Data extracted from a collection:
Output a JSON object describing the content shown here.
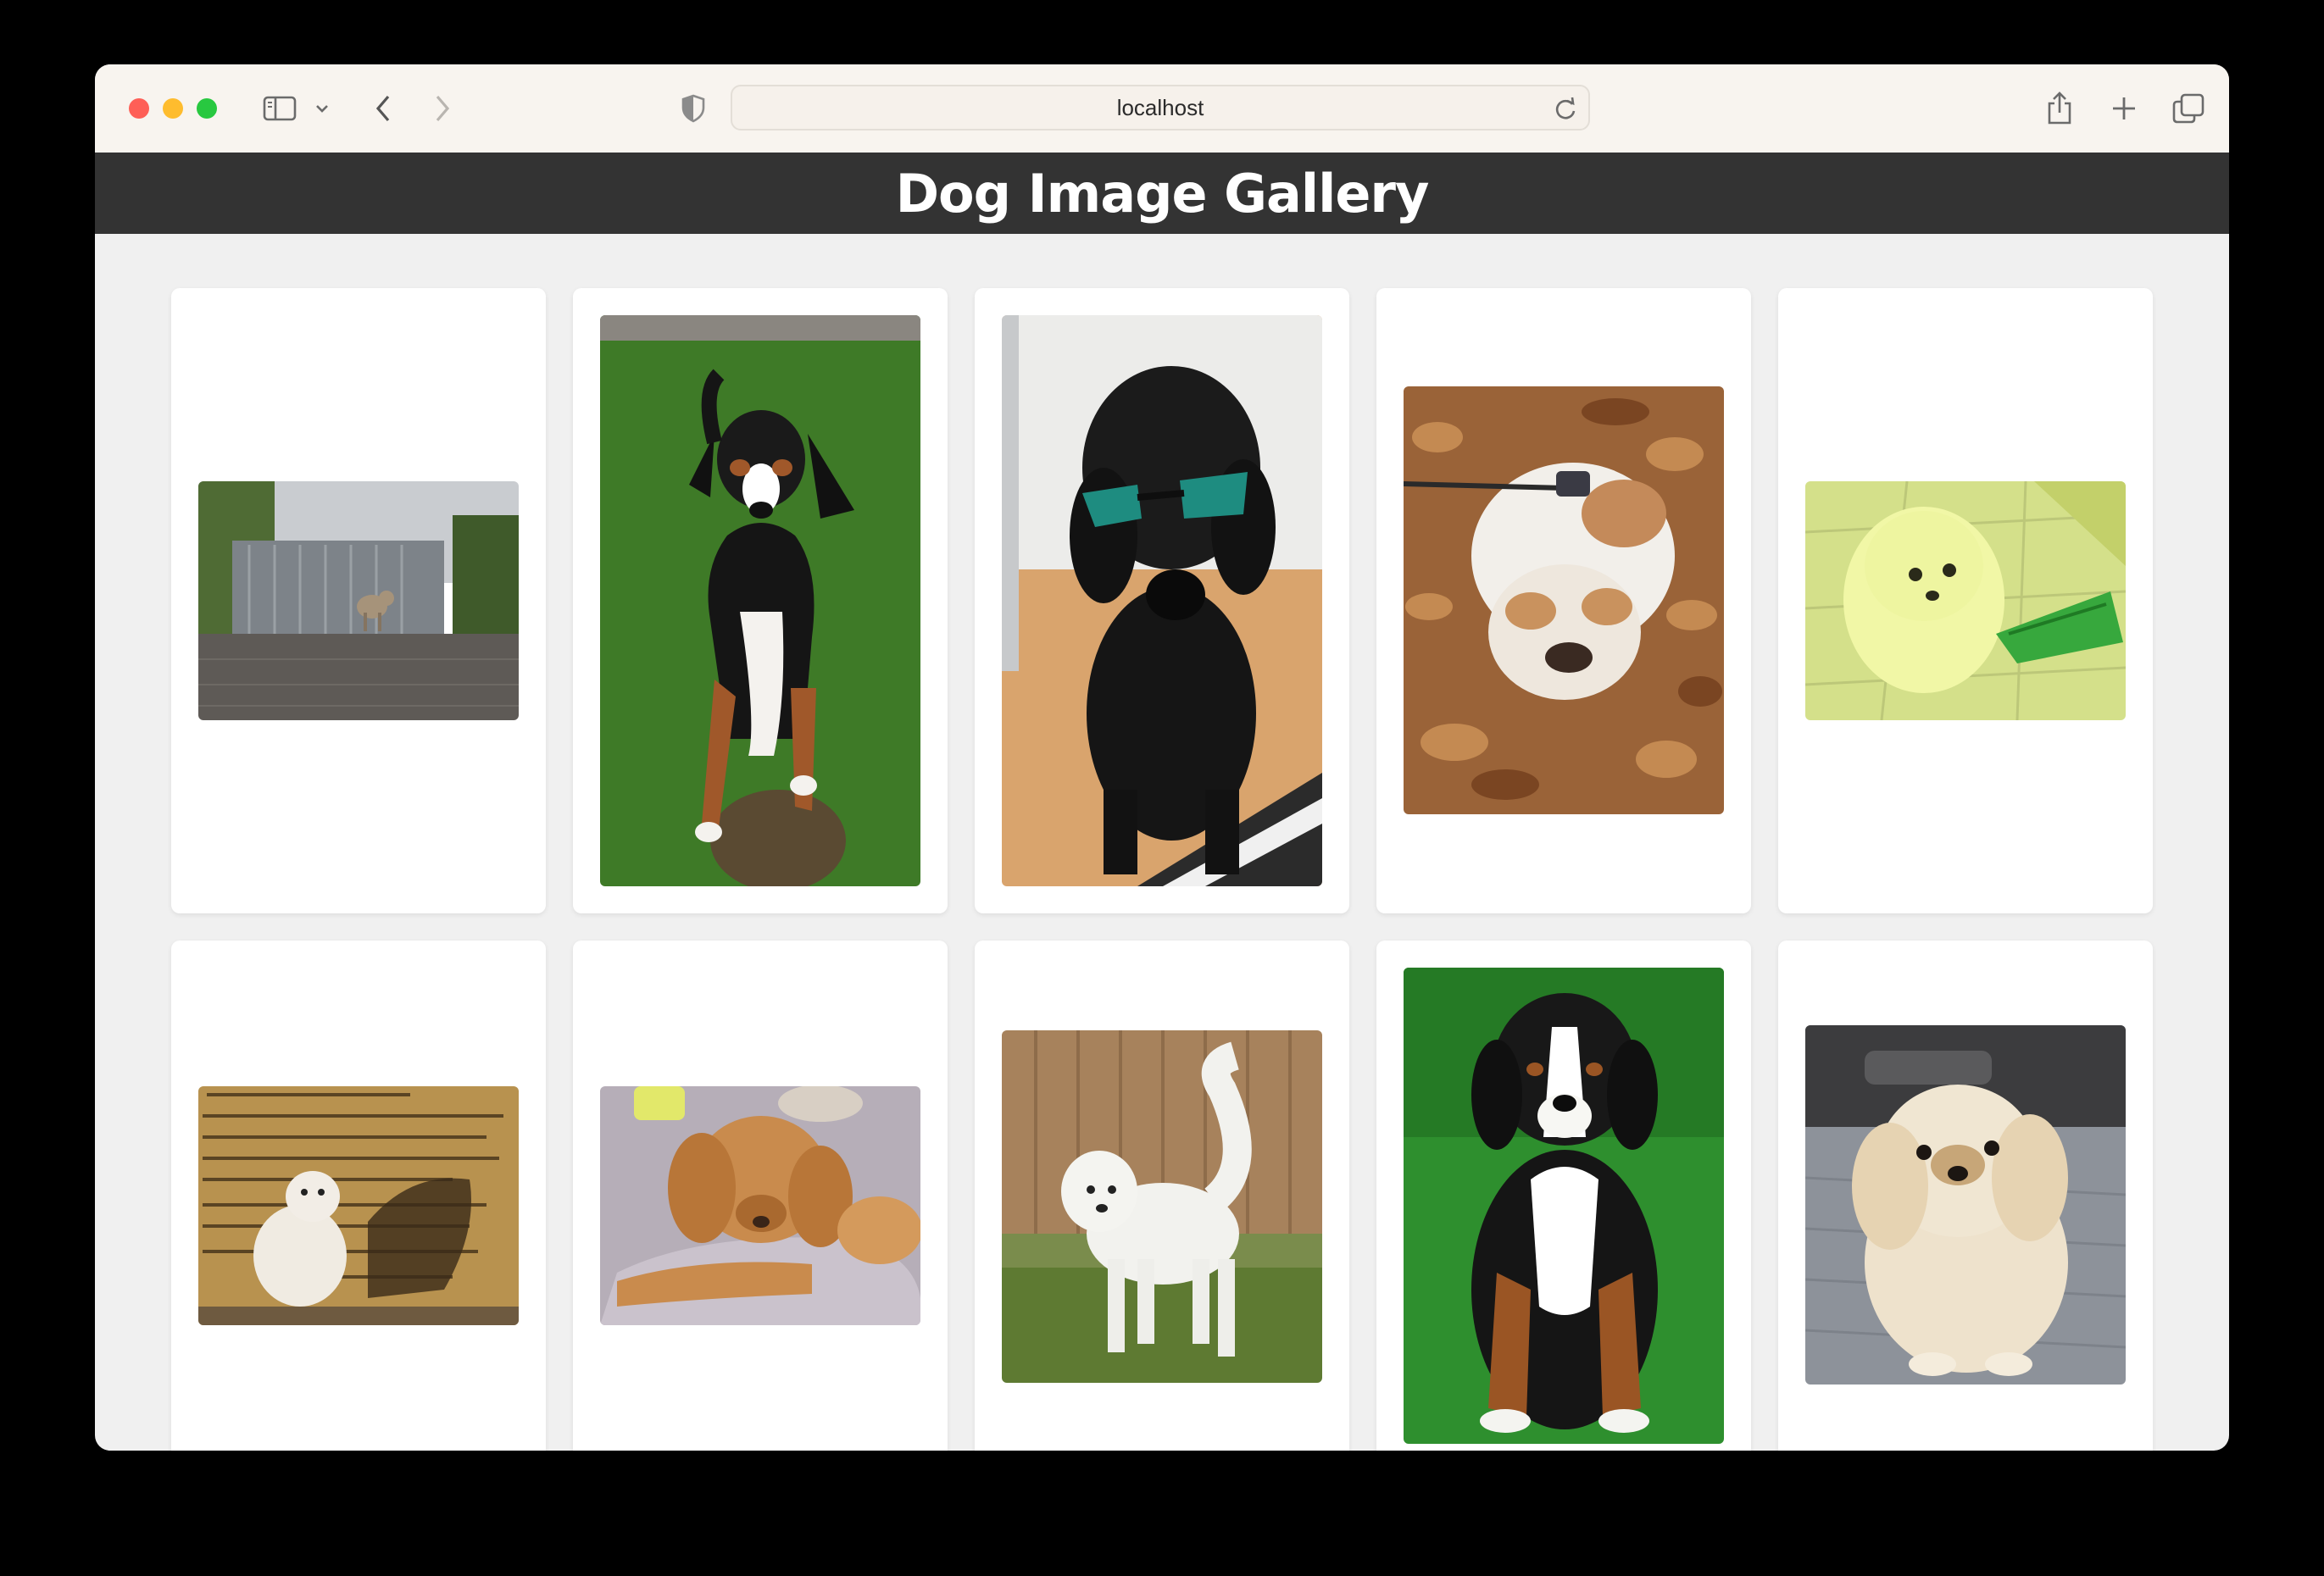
{
  "browser": {
    "url": "localhost"
  },
  "page": {
    "title": "Dog Image Gallery"
  },
  "gallery": {
    "images": [
      {
        "name": "dog-photo-gate"
      },
      {
        "name": "dog-photo-tricolor-grass"
      },
      {
        "name": "dog-photo-poodle-sunglasses"
      },
      {
        "name": "dog-photo-bulldog-leaves"
      },
      {
        "name": "dog-photo-white-puppy"
      },
      {
        "name": "dog-photo-foundation-stone"
      },
      {
        "name": "dog-photo-cocker-puppy"
      },
      {
        "name": "dog-photo-white-fluffy"
      },
      {
        "name": "dog-photo-bernese"
      },
      {
        "name": "dog-photo-pekingese"
      }
    ]
  }
}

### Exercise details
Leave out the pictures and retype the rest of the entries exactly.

### Response to this task
Output a JSON object describing the content shown here.
{
  "browser": {
    "url": "localhost"
  },
  "page": {
    "title": "Dog Image Gallery"
  },
  "gallery": {
    "images": [
      {
        "name": "dog-photo-gate"
      },
      {
        "name": "dog-photo-tricolor-grass"
      },
      {
        "name": "dog-photo-poodle-sunglasses"
      },
      {
        "name": "dog-photo-bulldog-leaves"
      },
      {
        "name": "dog-photo-white-puppy"
      },
      {
        "name": "dog-photo-foundation-stone"
      },
      {
        "name": "dog-photo-cocker-puppy"
      },
      {
        "name": "dog-photo-white-fluffy"
      },
      {
        "name": "dog-photo-bernese"
      },
      {
        "name": "dog-photo-pekingese"
      }
    ]
  }
}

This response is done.